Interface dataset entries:
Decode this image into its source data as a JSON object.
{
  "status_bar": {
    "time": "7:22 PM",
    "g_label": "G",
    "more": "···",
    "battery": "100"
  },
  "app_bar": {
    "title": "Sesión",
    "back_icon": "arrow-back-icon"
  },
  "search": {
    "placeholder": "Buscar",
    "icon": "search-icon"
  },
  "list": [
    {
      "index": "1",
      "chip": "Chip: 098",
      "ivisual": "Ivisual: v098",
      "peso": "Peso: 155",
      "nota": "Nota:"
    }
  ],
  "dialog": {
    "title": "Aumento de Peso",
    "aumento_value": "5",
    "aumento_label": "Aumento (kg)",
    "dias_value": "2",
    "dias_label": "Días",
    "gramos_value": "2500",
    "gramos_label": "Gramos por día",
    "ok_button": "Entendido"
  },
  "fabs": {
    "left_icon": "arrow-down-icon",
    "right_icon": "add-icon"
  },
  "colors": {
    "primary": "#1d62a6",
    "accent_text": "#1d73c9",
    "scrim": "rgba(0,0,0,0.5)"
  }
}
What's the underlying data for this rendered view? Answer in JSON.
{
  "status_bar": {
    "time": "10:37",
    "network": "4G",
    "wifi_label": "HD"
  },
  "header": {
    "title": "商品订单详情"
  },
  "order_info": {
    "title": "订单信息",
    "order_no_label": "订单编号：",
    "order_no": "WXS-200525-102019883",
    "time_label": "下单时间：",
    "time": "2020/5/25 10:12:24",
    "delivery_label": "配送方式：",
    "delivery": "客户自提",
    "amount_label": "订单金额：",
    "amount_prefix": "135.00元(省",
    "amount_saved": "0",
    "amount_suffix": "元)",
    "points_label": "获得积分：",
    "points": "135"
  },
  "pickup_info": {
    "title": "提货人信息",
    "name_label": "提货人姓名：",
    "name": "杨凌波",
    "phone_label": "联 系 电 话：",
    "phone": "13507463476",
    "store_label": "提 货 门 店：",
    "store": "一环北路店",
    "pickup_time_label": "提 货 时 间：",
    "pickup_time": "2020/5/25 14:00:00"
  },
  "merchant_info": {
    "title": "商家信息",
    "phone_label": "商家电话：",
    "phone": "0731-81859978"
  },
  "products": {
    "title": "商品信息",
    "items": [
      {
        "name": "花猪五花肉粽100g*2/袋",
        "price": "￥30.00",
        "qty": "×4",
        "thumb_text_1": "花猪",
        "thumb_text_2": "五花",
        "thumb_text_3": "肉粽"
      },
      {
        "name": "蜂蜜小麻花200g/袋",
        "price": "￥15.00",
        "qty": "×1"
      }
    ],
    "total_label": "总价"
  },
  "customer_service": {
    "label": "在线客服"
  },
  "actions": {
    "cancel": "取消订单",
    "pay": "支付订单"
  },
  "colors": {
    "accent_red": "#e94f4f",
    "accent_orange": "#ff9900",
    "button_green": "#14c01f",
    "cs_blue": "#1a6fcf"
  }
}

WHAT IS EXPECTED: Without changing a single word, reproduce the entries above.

TASK RESPONSE:
Decode this image into its source data as a JSON object.
{
  "status_bar": {
    "time": "7:22 PM",
    "g_label": "G",
    "more": "···",
    "battery": "100"
  },
  "app_bar": {
    "title": "Sesión",
    "back_icon": "arrow-back-icon"
  },
  "search": {
    "placeholder": "Buscar",
    "icon": "search-icon"
  },
  "list": [
    {
      "index": "1",
      "chip": "Chip: 098",
      "ivisual": "Ivisual: v098",
      "peso": "Peso: 155",
      "nota": "Nota:"
    }
  ],
  "dialog": {
    "title": "Aumento de Peso",
    "aumento_value": "5",
    "aumento_label": "Aumento (kg)",
    "dias_value": "2",
    "dias_label": "Días",
    "gramos_value": "2500",
    "gramos_label": "Gramos por día",
    "ok_button": "Entendido"
  },
  "fabs": {
    "left_icon": "arrow-down-icon",
    "right_icon": "add-icon"
  },
  "colors": {
    "primary": "#1d62a6",
    "accent_text": "#1d73c9",
    "scrim": "rgba(0,0,0,0.5)"
  }
}
What's the underlying data for this rendered view? Answer in JSON.
{
  "status_bar": {
    "time": "10:37",
    "network": "4G",
    "wifi_label": "HD"
  },
  "header": {
    "title": "商品订单详情"
  },
  "order_info": {
    "title": "订单信息",
    "order_no_label": "订单编号：",
    "order_no": "WXS-200525-102019883",
    "time_label": "下单时间：",
    "time": "2020/5/25 10:12:24",
    "delivery_label": "配送方式：",
    "delivery": "客户自提",
    "amount_label": "订单金额：",
    "amount_prefix": "135.00元(省",
    "amount_saved": "0",
    "amount_suffix": "元)",
    "points_label": "获得积分：",
    "points": "135"
  },
  "pickup_info": {
    "title": "提货人信息",
    "name_label": "提货人姓名：",
    "name": "杨凌波",
    "phone_label": "联 系 电 话：",
    "phone": "13507463476",
    "store_label": "提 货 门 店：",
    "store": "一环北路店",
    "pickup_time_label": "提 货 时 间：",
    "pickup_time": "2020/5/25 14:00:00"
  },
  "merchant_info": {
    "title": "商家信息",
    "phone_label": "商家电话：",
    "phone": "0731-81859978"
  },
  "products": {
    "title": "商品信息",
    "items": [
      {
        "name": "花猪五花肉粽100g*2/袋",
        "price": "￥30.00",
        "qty": "×4",
        "thumb_text_1": "花猪",
        "thumb_text_2": "五花",
        "thumb_text_3": "肉粽"
      },
      {
        "name": "蜂蜜小麻花200g/袋",
        "price": "￥15.00",
        "qty": "×1"
      }
    ],
    "total_label": "总价"
  },
  "customer_service": {
    "label": "在线客服"
  },
  "actions": {
    "cancel": "取消订单",
    "pay": "支付订单"
  },
  "colors": {
    "accent_red": "#e94f4f",
    "accent_orange": "#ff9900",
    "button_green": "#14c01f",
    "cs_blue": "#1a6fcf"
  }
}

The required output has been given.